Smoked Fish Mangut Recipe (Javanese Smoked Fish Cooked in Spiced Coconut Milk)


It’s the renew picture of my mangut before.  At that time, I used ikan kembung (Indian mackarel or known as short body mackerel).  However, it still tastes different when you make it with smoked fish.

This dish is a popular dish among the Javanese.  Mangut is usually added by smoked stingray fish which is really hard to get here.  The only stingrays I saw were at pet stores. For those who live in Asia and Spain, you have a better access to get this stingray as consumed fish not a pet.  Hence, I used smoked milkfish (bandeng) that is available at Asian markets.

The thing that I love about mangut is smocky and kencur (kaempferia galanga) smell blend together.  Not to forget the chili pepper taste 😀

If you are new to my blog, I often cook with kencur (known as cekur in Malaysia and pro hom in Thailand) once I make the Balinese and Javanese foods.

Another ingredient that we often use in cooking is bilimbi (belimbing sayur/wuluh).  This small green fruit gives a tart taste into Indonesian cooking.  Honestly, I didn’t have any fresh bilimbis as I only get an access for frozen ones.  Those who live in North America, try to look for it in the Filipino markets  and it’s labeled as kamias.

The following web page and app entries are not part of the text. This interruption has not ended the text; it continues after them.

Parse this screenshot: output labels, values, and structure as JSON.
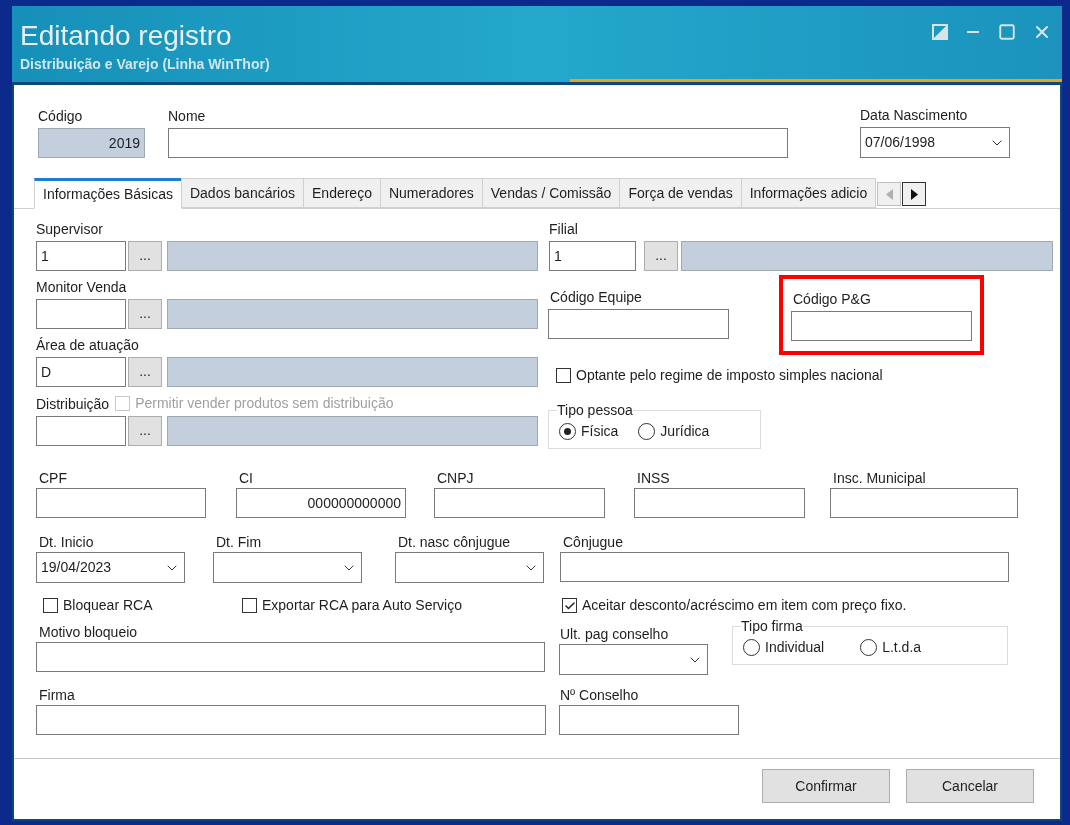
{
  "window": {
    "title": "Editando registro",
    "subtitle": "Distribuição e Varejo (Linha WinThor)"
  },
  "header": {
    "codigo": {
      "label": "Código",
      "value": "2019"
    },
    "nome": {
      "label": "Nome"
    },
    "data_nascimento": {
      "label": "Data Nascimento",
      "value": "07/06/1998"
    }
  },
  "tabs": [
    {
      "label": "Informações Básicas",
      "selected": true
    },
    {
      "label": "Dados bancários",
      "selected": false
    },
    {
      "label": "Endereço",
      "selected": false
    },
    {
      "label": "Numeradores",
      "selected": false
    },
    {
      "label": "Vendas  / Comissão",
      "selected": false
    },
    {
      "label": "Força de vendas",
      "selected": false
    },
    {
      "label": "Informações adicio",
      "selected": false
    }
  ],
  "lookups": [
    {
      "label": "Supervisor",
      "value": "1",
      "browse": "..."
    },
    {
      "label": "Monitor Venda",
      "browse": "..."
    },
    {
      "label": "Área de atuação",
      "value": "D",
      "browse": "..."
    },
    {
      "label": "Distribuição",
      "browse": "...",
      "option": {
        "label": "Permitir vender produtos sem distribuição",
        "checked": false,
        "disabled": true
      }
    }
  ],
  "filial": {
    "label": "Filial",
    "value": "1",
    "browse": "..."
  },
  "codigo_equipe": {
    "label": "Código Equipe"
  },
  "codigo_pg": {
    "label": "Código P&G",
    "highlighted": true
  },
  "optante": {
    "label": "Optante pelo regime de imposto simples nacional",
    "checked": false
  },
  "tipo_pessoa": {
    "label": "Tipo pessoa",
    "options": [
      {
        "label": "Física",
        "selected": true
      },
      {
        "label": "Jurídica",
        "selected": false
      }
    ]
  },
  "doc_fields": [
    {
      "label": "CPF"
    },
    {
      "label": "CI",
      "value": "000000000000"
    },
    {
      "label": "CNPJ"
    },
    {
      "label": "INSS"
    },
    {
      "label": "Insc. Municipal"
    }
  ],
  "date_fields": [
    {
      "label": "Dt. Inicio",
      "value": "19/04/2023",
      "kind": "dropdown"
    },
    {
      "label": "Dt. Fim",
      "kind": "dropdown"
    },
    {
      "label": "Dt. nasc cônjugue",
      "kind": "dropdown"
    },
    {
      "label": "Cônjugue",
      "kind": "text"
    }
  ],
  "checkboxes": [
    {
      "label": "Bloquear RCA",
      "checked": false
    },
    {
      "label": "Exportar RCA para Auto Serviço",
      "checked": false
    },
    {
      "label": "Aceitar desconto/acréscimo em item com preço fixo.",
      "checked": true
    }
  ],
  "motivo_bloqueio": {
    "label": "Motivo bloqueio"
  },
  "ult_pag_conselho": {
    "label": "Ult. pag conselho"
  },
  "tipo_firma": {
    "label": "Tipo firma",
    "options": [
      {
        "label": "Individual",
        "selected": false
      },
      {
        "label": "L.t.d.a",
        "selected": false
      }
    ]
  },
  "firma": {
    "label": "Firma"
  },
  "numero_conselho": {
    "label": "Nº Conselho"
  },
  "buttons": [
    {
      "label": "Confirmar"
    },
    {
      "label": "Cancelar"
    }
  ]
}
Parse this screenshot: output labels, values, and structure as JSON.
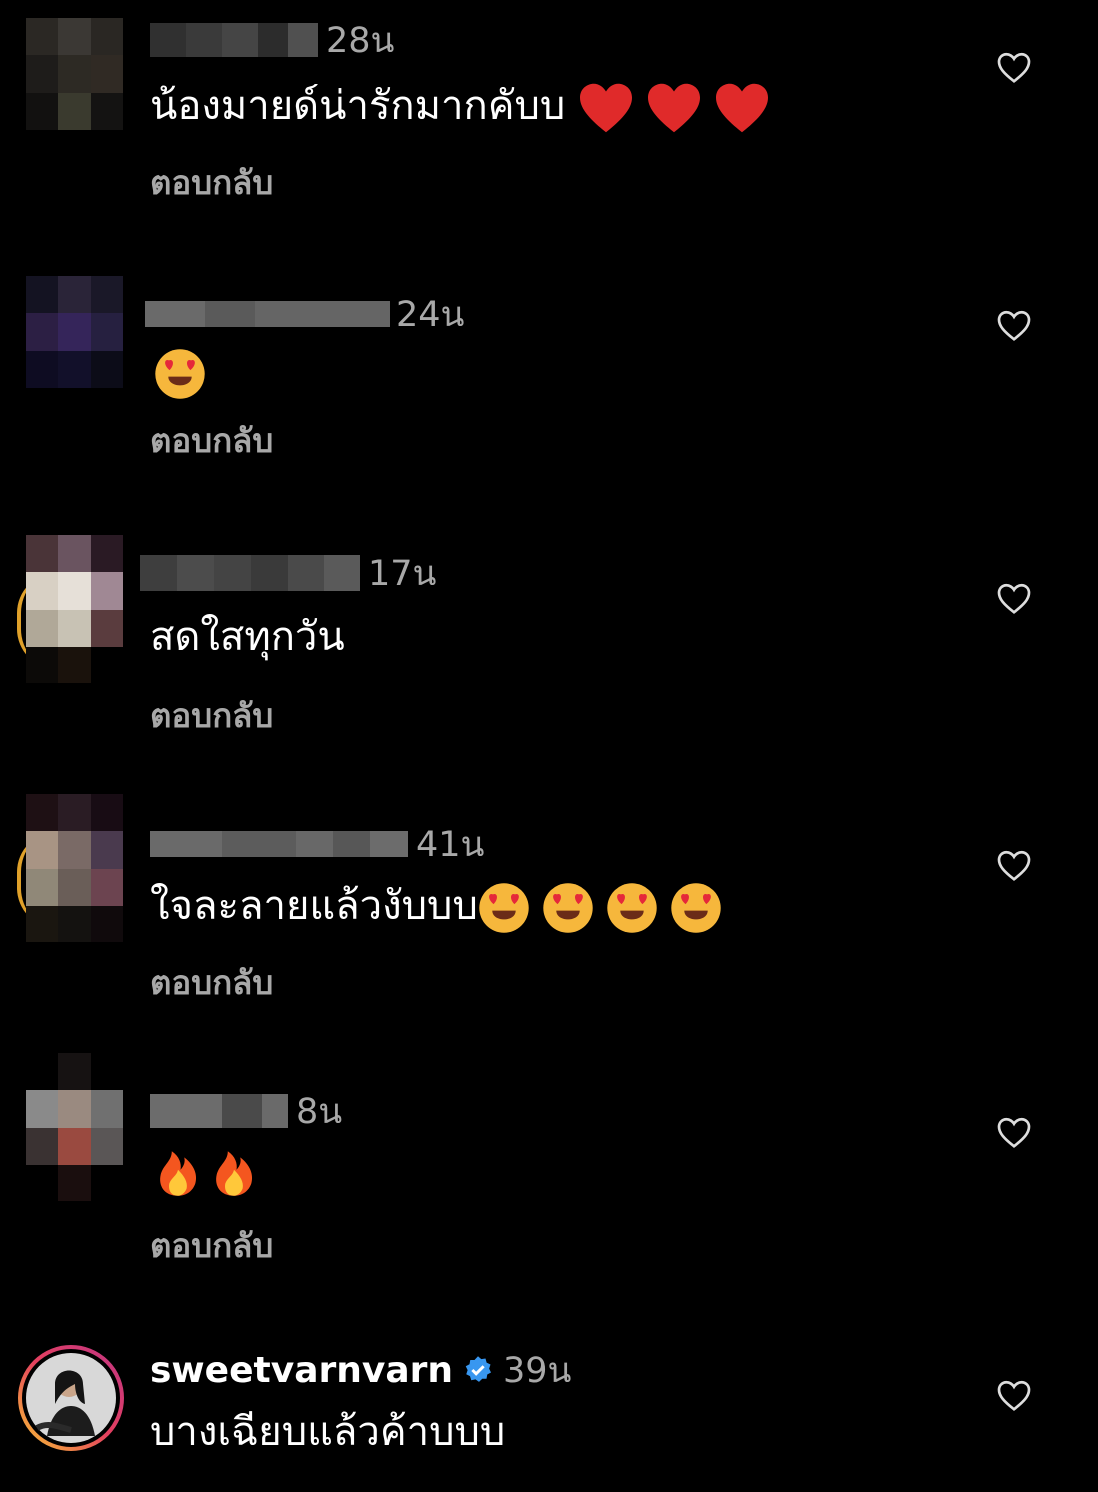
{
  "comments": [
    {
      "time": "28น",
      "text": "น้องมายด์น่ารักมากคับบ",
      "emoji": "❤️ ❤️ ❤️",
      "reply": "ตอบกลับ"
    },
    {
      "time": "24น",
      "text": "",
      "emoji": "😍",
      "reply": "ตอบกลับ"
    },
    {
      "time": "17น",
      "text": "สดใสทุกวัน",
      "emoji": "",
      "reply": "ตอบกลับ"
    },
    {
      "time": "41น",
      "text": "ใจละลายแล้วงับบบ",
      "emoji": "😍 😍 😍 😍",
      "reply": "ตอบกลับ"
    },
    {
      "time": "8น",
      "text": "",
      "emoji": "🔥 🔥",
      "reply": "ตอบกลับ"
    },
    {
      "username": "sweetvarnvarn",
      "time": "39น",
      "text": "บางเฉียบแล้วค้าบบบ",
      "reply": ""
    }
  ],
  "colors": {
    "background": "#000000",
    "secondary_text": "#a8a8a8",
    "verified": "#3897f0",
    "story_ring": "#e0a12a"
  }
}
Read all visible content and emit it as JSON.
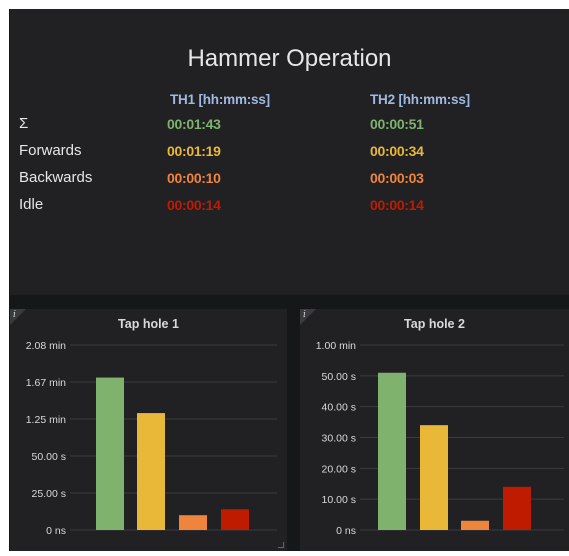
{
  "top_panel": {
    "title": "Hammer Operation",
    "columns": [
      "TH1 [hh:mm:ss]",
      "TH2 [hh:mm:ss]"
    ],
    "rows": [
      {
        "label": "Σ",
        "th1": "00:01:43",
        "th2": "00:00:51",
        "color": "#7eb26d"
      },
      {
        "label": "Forwards",
        "th1": "00:01:19",
        "th2": "00:00:34",
        "color": "#eab839"
      },
      {
        "label": "Backwards",
        "th1": "00:00:10",
        "th2": "00:00:03",
        "color": "#ef843c"
      },
      {
        "label": "Idle",
        "th1": "00:00:14",
        "th2": "00:00:14",
        "color": "#bf1b00"
      }
    ]
  },
  "charts": [
    {
      "title": "Tap hole 1",
      "info_icon": "info-icon"
    },
    {
      "title": "Tap hole 2",
      "info_icon": "info-icon"
    }
  ],
  "chart_data": [
    {
      "type": "bar",
      "title": "Tap hole 1",
      "categories": [
        "Σ",
        "Forwards",
        "Backwards",
        "Idle"
      ],
      "values": [
        103,
        79,
        10,
        14
      ],
      "colors": [
        "#7eb26d",
        "#eab839",
        "#ef843c",
        "#bf1b00"
      ],
      "y_ticks": [
        {
          "value": 0,
          "label": "0 ns"
        },
        {
          "value": 25,
          "label": "25.00 s"
        },
        {
          "value": 50,
          "label": "50.00 s"
        },
        {
          "value": 75,
          "label": "1.25 min"
        },
        {
          "value": 100,
          "label": "1.67 min"
        },
        {
          "value": 125,
          "label": "2.08 min"
        }
      ],
      "ylim": [
        0,
        125
      ],
      "grid": true
    },
    {
      "type": "bar",
      "title": "Tap hole 2",
      "categories": [
        "Σ",
        "Forwards",
        "Backwards",
        "Idle"
      ],
      "values": [
        51,
        34,
        3,
        14
      ],
      "colors": [
        "#7eb26d",
        "#eab839",
        "#ef843c",
        "#bf1b00"
      ],
      "y_ticks": [
        {
          "value": 0,
          "label": "0 ns"
        },
        {
          "value": 10,
          "label": "10.00 s"
        },
        {
          "value": 20,
          "label": "20.00 s"
        },
        {
          "value": 30,
          "label": "30.00 s"
        },
        {
          "value": 40,
          "label": "40.00 s"
        },
        {
          "value": 50,
          "label": "50.00 s"
        },
        {
          "value": 60,
          "label": "1.00 min"
        }
      ],
      "ylim": [
        0,
        60
      ],
      "grid": true
    }
  ]
}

Mangut Ikan Asap
– Java Style Smoked Fish Cooked in Spiced Coconut Milk –

 
Ingredients:
454 grams (1 lb) smoked fish

1 1/2 cups tofu cubes about 2.5×2.5×1 cms (1x1x0.4 inches)
1 1/2 cups tempe/tempeh cubes about 2.5×2.5×1 cms (1x1x0.4 inches)
1 medium English cucumber (timun krai), angle cut

Mangut spices to grind:
1-2 tbsps ground long red cayenne peppers (I usually grind fresh long red peppers once a while, put in a jar, and store in the freezer)
3 toasted candlenuts
2.5 centimeters (1 inches) long kencur, peeled (or can be substituted for 1 teaspoon kencur powder)
4 shallots (in Indonesia, you might need 6 shallots)
3 cloves garlic
1 tsp terasi (dried shrimp paste)

Other Ingredients:
3 centimeters (1.2 inches) long galangal, bruised
3 Indonesian bay (salam) leaves
1 L (1 quart) medium thick coconut milk*
seasalt to season
6 bilimbis (Indonesian: belimbing sayur), angle cut with 1 centimeter (0.4 inch) thickness
5 green chilies, angle cut
10 bird eyes chilies
extra virgin olive or coconut oil

Directions:
1. Broil smoked fish before using in the recipe about 5 minutes. Flip the fish and broil for another 5 minutes.  Cut into 3 pieces for each whole.

2. In a skillet, heat the cooking oil at medium-high. Add galangal, salam leaves, and ground spices. Stir fry until fragrant.

3. Add coconut milk, tofu and tempe.  Season with seasalt.  Cook until spices absorb.

4. Add bilimbi, English cucumber, green chilies and smoked fish pieces. Bring to a boil and cook until cucumbers are wilted. Toss bird eye chilies in and remove from heat. Serve with warmed rice.

About the Author

An Indonesian born who lives in Winnipeg, Canada for more than a decade and decided to move a bit west. Edmonton is now where she is based on. Indonesia Eats is a memoir of her homeland.